The Val d’Illasi is the furthest valley east of Verona that is permitted to produce Valpolicella and Amarone. It is not part of the original “Classico” growing area, but it is the home of the Dal Forno vineyards and winery. With 26 hectares of vines planted at an average of 270 meters, the Dal Forno family is able to blend the advantages of the alluvial soils in the lower elevations, and the clay-rich soils as their vines move further upslope. The focus here is on the traditional mix of varieties: Corvina, Corvinone, Rondinella, Oseleta and Croatina.
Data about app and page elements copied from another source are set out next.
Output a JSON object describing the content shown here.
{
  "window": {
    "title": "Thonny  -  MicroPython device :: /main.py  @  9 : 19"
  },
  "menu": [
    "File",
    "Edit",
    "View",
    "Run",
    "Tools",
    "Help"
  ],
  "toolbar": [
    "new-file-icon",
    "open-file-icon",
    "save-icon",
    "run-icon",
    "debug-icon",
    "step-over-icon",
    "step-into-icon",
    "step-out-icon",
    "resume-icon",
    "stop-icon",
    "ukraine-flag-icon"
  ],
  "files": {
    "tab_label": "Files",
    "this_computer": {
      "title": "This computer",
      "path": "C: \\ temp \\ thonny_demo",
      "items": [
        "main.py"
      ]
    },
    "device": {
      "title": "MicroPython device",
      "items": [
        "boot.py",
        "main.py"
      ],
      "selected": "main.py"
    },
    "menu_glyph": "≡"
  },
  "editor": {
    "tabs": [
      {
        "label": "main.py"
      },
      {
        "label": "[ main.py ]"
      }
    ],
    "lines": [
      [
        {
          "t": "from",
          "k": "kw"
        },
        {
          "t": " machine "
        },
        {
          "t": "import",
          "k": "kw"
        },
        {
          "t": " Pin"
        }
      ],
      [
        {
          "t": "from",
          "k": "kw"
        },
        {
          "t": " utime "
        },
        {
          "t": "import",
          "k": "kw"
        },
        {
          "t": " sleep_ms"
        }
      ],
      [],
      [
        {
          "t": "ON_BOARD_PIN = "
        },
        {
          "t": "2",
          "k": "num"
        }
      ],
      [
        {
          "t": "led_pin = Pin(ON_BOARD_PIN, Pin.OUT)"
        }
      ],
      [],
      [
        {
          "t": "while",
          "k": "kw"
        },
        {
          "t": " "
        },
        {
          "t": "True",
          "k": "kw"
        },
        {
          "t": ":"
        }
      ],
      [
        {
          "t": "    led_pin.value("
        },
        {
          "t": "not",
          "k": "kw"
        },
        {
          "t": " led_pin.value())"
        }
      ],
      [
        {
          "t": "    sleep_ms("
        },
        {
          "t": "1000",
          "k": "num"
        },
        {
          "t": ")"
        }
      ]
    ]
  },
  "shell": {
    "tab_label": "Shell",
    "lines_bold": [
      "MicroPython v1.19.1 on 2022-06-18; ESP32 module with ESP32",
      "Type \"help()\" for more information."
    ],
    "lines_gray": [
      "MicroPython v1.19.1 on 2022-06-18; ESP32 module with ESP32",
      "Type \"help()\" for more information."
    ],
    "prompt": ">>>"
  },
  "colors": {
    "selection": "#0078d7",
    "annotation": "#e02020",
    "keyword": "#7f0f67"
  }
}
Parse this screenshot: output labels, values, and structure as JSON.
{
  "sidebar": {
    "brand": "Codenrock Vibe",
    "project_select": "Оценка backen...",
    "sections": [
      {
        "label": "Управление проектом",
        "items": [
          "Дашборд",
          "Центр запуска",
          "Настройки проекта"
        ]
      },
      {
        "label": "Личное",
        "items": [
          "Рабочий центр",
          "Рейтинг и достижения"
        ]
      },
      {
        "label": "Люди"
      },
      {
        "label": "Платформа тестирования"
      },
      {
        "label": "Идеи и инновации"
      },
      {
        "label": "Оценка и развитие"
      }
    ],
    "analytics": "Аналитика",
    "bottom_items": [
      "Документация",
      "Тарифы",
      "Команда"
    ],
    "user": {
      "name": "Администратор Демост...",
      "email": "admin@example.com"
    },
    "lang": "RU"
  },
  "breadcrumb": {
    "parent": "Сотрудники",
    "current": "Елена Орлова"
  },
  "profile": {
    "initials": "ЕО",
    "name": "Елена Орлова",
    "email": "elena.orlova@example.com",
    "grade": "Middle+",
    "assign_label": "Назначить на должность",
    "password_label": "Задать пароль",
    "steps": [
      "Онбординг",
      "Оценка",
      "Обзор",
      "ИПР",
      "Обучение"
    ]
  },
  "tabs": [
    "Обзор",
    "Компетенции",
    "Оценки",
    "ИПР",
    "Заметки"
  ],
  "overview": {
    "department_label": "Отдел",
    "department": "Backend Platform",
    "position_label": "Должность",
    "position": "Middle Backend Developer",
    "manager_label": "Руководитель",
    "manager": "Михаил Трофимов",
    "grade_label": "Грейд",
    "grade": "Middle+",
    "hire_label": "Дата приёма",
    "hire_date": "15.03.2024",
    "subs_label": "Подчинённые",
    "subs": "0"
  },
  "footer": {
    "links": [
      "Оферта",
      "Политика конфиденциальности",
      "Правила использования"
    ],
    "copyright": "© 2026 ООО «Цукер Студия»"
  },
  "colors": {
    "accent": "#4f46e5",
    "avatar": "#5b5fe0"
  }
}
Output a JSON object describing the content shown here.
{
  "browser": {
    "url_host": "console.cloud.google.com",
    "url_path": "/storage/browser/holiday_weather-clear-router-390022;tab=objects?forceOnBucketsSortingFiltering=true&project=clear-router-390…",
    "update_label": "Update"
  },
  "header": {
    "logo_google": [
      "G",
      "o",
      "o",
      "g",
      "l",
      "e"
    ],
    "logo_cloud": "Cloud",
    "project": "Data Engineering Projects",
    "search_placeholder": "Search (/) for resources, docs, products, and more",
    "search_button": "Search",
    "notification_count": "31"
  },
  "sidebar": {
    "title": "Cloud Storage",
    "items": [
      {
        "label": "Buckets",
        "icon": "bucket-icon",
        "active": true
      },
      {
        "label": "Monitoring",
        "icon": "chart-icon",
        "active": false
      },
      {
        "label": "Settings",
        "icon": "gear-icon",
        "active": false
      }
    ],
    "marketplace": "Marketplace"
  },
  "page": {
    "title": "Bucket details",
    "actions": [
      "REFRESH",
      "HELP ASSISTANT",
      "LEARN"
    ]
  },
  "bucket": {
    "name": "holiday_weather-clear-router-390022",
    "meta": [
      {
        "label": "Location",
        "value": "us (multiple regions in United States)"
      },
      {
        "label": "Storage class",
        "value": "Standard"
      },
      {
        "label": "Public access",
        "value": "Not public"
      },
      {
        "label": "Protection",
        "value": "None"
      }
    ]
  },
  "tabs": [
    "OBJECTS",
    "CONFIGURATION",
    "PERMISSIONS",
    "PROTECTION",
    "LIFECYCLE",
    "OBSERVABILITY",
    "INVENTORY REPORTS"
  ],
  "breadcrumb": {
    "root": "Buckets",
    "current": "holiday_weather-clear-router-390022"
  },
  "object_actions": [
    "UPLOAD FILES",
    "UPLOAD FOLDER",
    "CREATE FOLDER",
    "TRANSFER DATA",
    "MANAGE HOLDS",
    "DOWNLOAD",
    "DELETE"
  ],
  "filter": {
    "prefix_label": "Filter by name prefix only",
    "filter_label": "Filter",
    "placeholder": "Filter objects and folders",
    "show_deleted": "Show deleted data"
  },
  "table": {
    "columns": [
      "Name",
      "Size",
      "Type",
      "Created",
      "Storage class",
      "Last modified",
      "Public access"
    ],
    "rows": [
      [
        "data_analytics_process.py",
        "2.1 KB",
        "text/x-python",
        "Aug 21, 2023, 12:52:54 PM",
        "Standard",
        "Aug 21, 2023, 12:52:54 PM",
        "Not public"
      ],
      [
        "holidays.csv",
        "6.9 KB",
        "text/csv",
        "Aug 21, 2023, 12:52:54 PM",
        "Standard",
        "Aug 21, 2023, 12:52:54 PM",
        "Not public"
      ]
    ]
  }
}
However, in the winery, Dal Forno depends on a modern approach, with no fear of technology, to create their portfolio of dark, massively intense, seamlessly elegant, yet wonderfully balanced Amarone and Valpolicella. Marco Dal Forno, enologist and second generation, explained that the family had recently acquired another 24 hectares of vineyards, but it intends to experiment with them prior to blending them into the production. His goal is to better understand the unique soil types within Illasi and how each variety acts differently within them, in order to plan for replantings in the future. That said, production quantity was a repeating theme of our conversations, as he also explained to me that hail is becoming more and more frequent. As I mentioned previously, these are modern interpretations of the wines of the region, but don’t let that deter you, because they are also some of the best produced from year to year. Following an extremely strict selection, Corvina grapes for the Amarone undergo three months of air-drying, followed by a first fermentation in stainless steel with automated punch-downs; and then moved into new French oak, where the wine undergoes a slow secondary fermentation that can last up to 18 months. Ultimately, the Amarone spends two years in barrel prior to bottling. It’s also extremely important to take note that even the Valpolicella of Dal Forno spends 45 days air-drying, followed by two years in new oak and three years in bottle. Basically, it’s like drinking many other producers’ Amarone, but it’s labeled Valpolicella.”

Eric Guido, Vinous (02/21)